Octogenarians fare well after aortic valve replacements
Research Activities, March 2010, No. 355
Severe aortic stenosis occurs when the heart's aortic valve narrows and obstructs blood flow, causing the heart to work harder to pump blood. This extra work weakens the heart, further limiting the amount of blood it can pump. Fortunately, a surgery that replaces the aortic valve can extend the lives of those who suffer from aortic stenosis. Even people in their 80s who undergo aortic valve replacement (AVR) surgery have life expectancies similar to their elderly counterparts, according to a new study.
Donald S. Likosky, Ph.D., of Dartmouth-Hitchcock Medical Center, and colleagues studied 7,584 patients who had AVRs from 1987 to 2006. They found that more than half of the patients were alive 6 years after the surgery, mirroring the life expectancy of the general population. In fact, survival rates were 6.8 years for patients who were 80 to 84 and 6.2 years for patients who were 85 and older.
Octogenarians who had both AVR and coronary artery bypass graft (CABG) surgeries had similar long-term survival rates, with patients aged 80 to 84 living an additional 6.8 years and patients older than 85 living an average of 7.1 years. However, patients who underwent AVR and CABG had higher 30-day mortality rates than patients who had AVR only (6.2 vs. 3.7 percent for patients younger than 80, 9.4 vs. 6.7 percent for patients aged 80 to 84, but 8.5 vs. 11.7 percent for patients 85 and older).

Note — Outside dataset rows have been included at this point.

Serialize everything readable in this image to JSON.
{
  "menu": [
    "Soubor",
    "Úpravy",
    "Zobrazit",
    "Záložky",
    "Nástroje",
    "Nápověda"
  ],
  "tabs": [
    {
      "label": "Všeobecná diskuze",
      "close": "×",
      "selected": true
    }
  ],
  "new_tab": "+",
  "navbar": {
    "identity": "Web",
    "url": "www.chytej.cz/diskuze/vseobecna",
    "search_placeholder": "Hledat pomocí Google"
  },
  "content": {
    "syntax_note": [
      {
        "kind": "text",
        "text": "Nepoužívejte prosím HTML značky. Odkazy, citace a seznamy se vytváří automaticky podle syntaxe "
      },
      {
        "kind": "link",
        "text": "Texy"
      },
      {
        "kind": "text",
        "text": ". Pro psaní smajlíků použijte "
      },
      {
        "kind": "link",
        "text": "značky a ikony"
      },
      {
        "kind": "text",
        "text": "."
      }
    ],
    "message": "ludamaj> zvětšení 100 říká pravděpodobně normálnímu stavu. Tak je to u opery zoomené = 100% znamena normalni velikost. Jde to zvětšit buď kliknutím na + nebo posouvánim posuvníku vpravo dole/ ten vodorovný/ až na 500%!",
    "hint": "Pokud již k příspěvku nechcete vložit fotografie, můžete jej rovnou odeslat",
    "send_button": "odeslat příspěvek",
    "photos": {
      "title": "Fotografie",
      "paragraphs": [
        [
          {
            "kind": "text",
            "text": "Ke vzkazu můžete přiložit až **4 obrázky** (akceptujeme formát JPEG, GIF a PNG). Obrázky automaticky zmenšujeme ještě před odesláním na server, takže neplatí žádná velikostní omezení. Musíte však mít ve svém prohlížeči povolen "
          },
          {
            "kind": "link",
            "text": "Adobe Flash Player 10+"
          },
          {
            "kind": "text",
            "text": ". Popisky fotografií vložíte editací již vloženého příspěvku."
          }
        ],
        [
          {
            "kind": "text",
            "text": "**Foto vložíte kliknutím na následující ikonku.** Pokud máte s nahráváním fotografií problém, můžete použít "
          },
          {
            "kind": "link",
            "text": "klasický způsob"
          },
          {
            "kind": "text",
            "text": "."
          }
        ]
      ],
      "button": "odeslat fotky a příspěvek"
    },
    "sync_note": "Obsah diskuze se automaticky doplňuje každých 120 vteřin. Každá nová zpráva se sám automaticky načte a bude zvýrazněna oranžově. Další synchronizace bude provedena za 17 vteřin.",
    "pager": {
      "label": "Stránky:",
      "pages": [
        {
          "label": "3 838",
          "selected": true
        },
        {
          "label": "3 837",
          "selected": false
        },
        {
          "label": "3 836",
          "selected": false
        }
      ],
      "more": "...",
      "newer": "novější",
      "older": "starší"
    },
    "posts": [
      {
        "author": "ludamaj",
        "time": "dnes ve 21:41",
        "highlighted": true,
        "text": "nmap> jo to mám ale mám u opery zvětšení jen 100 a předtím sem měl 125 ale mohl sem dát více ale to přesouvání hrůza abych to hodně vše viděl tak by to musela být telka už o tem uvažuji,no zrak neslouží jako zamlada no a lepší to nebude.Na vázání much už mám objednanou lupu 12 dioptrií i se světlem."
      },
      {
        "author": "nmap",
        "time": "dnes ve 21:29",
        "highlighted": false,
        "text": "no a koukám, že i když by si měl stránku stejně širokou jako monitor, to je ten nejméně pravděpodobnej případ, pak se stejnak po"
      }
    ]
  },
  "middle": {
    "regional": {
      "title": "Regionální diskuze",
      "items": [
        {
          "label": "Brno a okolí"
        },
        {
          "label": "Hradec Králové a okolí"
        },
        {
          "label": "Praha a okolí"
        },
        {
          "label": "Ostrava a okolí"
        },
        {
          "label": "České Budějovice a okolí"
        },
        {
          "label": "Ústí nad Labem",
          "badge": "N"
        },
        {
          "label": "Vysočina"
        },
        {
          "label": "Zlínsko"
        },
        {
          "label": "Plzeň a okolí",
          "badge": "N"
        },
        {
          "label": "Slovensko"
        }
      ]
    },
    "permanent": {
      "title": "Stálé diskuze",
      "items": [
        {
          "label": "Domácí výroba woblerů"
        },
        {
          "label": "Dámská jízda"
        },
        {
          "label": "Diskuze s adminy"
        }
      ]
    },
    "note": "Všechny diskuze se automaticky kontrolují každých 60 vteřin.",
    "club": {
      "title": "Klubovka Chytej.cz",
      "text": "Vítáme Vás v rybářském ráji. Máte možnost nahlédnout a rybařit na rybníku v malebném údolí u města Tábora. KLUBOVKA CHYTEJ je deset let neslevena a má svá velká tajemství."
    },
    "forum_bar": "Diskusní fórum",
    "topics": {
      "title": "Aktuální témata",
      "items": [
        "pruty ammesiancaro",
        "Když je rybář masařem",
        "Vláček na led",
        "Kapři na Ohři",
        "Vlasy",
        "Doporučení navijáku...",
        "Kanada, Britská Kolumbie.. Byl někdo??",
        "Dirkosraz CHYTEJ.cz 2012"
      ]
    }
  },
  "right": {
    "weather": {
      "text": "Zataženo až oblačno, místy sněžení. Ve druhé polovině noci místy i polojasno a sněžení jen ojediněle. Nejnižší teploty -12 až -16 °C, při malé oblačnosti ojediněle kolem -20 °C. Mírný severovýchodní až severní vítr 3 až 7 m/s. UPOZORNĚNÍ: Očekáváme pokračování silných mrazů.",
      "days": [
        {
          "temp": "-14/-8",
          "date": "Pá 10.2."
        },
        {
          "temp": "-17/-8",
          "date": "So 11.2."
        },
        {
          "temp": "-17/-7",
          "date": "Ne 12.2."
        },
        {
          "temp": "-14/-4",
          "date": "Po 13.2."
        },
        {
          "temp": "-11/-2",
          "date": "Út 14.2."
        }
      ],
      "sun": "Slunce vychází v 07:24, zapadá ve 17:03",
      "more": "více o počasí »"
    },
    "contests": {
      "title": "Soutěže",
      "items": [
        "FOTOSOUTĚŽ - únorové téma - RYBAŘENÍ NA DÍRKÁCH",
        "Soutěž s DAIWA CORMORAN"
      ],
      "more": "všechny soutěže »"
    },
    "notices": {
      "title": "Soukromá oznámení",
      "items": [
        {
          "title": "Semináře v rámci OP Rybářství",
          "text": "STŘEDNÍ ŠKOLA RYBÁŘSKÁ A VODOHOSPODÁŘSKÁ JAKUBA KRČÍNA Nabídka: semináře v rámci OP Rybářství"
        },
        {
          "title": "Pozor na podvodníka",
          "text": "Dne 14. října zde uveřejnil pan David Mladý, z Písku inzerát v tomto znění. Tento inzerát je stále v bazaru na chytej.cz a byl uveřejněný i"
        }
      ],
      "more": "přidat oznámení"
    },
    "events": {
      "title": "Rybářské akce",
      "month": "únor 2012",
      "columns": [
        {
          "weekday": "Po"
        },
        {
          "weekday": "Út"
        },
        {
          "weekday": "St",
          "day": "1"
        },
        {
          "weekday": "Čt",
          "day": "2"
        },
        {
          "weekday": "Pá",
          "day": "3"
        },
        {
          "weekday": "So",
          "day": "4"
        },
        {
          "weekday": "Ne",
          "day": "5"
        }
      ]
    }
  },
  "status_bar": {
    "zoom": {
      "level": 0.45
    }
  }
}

As the number of octogenarians in the United States grows, so will the number of AVRs for elderly patients. These findings demonstrate that AVRs are an effective way to safely extend these patients' lives. This study was funded in part by the Agency for Healthcare Research and Quality (HS15663).
See "Long-term survival of the very elderly undergoing aortic valve surgery," Dr. Likosky, Meredith J. Sorensen, M.D., Lawrence J. Dacey, M.D., and others in the September 15, 2009, Circulation 120(Suppl. 1), pp. S127-S133.